Segment Start: RECORDS TO USE

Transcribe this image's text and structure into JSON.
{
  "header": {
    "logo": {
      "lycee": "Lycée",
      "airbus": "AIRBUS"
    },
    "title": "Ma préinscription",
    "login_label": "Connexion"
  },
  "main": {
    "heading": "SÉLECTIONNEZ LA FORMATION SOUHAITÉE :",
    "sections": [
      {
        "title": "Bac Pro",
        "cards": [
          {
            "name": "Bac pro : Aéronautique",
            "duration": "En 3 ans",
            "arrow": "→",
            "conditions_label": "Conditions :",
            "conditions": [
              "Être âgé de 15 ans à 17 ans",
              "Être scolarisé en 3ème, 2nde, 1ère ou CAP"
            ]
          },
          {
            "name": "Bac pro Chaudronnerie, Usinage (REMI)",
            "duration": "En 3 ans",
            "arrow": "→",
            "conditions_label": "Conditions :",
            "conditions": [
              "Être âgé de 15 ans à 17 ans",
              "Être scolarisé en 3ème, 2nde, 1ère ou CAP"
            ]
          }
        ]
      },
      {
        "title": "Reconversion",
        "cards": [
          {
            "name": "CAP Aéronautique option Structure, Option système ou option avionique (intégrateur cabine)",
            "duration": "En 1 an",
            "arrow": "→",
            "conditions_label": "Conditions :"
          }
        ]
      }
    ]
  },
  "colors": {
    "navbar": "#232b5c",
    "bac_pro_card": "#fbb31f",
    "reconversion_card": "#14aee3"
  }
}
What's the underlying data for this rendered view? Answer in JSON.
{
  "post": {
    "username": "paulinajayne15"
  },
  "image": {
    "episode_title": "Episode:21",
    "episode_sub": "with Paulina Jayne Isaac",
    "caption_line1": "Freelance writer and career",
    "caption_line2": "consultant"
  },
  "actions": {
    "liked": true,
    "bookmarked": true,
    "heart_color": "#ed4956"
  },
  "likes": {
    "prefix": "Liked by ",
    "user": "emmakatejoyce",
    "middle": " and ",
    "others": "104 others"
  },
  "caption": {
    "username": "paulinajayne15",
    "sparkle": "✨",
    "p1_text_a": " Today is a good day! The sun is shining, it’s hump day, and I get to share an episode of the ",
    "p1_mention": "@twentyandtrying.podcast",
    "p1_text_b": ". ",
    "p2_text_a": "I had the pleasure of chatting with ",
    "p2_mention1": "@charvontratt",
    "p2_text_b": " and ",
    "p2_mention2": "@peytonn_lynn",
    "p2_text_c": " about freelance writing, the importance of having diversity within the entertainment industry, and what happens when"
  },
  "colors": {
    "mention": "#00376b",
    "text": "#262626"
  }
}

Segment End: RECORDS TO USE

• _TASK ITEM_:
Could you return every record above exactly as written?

• _SOLUTION FOR THIS EXERCISE_:
Transcribe this image's text and structure into JSON.
{
  "header": {
    "logo": {
      "lycee": "Lycée",
      "airbus": "AIRBUS"
    },
    "title": "Ma préinscription",
    "login_label": "Connexion"
  },
  "main": {
    "heading": "SÉLECTIONNEZ LA FORMATION SOUHAITÉE :",
    "sections": [
      {
        "title": "Bac Pro",
        "cards": [
          {
            "name": "Bac pro : Aéronautique",
            "duration": "En 3 ans",
            "arrow": "→",
            "conditions_label": "Conditions :",
            "conditions": [
              "Être âgé de 15 ans à 17 ans",
              "Être scolarisé en 3ème, 2nde, 1ère ou CAP"
            ]
          },
          {
            "name": "Bac pro Chaudronnerie, Usinage (REMI)",
            "duration": "En 3 ans",
            "arrow": "→",
            "conditions_label": "Conditions :",
            "conditions": [
              "Être âgé de 15 ans à 17 ans",
              "Être scolarisé en 3ème, 2nde, 1ère ou CAP"
            ]
          }
        ]
      },
      {
        "title": "Reconversion",
        "cards": [
          {
            "name": "CAP Aéronautique option Structure, Option système ou option avionique (intégrateur cabine)",
            "duration": "En 1 an",
            "arrow": "→",
            "conditions_label": "Conditions :"
          }
        ]
      }
    ]
  },
  "colors": {
    "navbar": "#232b5c",
    "bac_pro_card": "#fbb31f",
    "reconversion_card": "#14aee3"
  }
}
What's the underlying data for this rendered view? Answer in JSON.
{
  "post": {
    "username": "paulinajayne15"
  },
  "image": {
    "episode_title": "Episode:21",
    "episode_sub": "with Paulina Jayne Isaac",
    "caption_line1": "Freelance writer and career",
    "caption_line2": "consultant"
  },
  "actions": {
    "liked": true,
    "bookmarked": true,
    "heart_color": "#ed4956"
  },
  "likes": {
    "prefix": "Liked by ",
    "user": "emmakatejoyce",
    "middle": " and ",
    "others": "104 others"
  },
  "caption": {
    "username": "paulinajayne15",
    "sparkle": "✨",
    "p1_text_a": " Today is a good day! The sun is shining, it’s hump day, and I get to share an episode of the ",
    "p1_mention": "@twentyandtrying.podcast",
    "p1_text_b": ". ",
    "p2_text_a": "I had the pleasure of chatting with ",
    "p2_mention1": "@charvontratt",
    "p2_text_b": " and ",
    "p2_mention2": "@peytonn_lynn",
    "p2_text_c": " about freelance writing, the importance of having diversity within the entertainment industry, and what happens when"
  },
  "colors": {
    "mention": "#00376b",
    "text": "#262626"
  }
}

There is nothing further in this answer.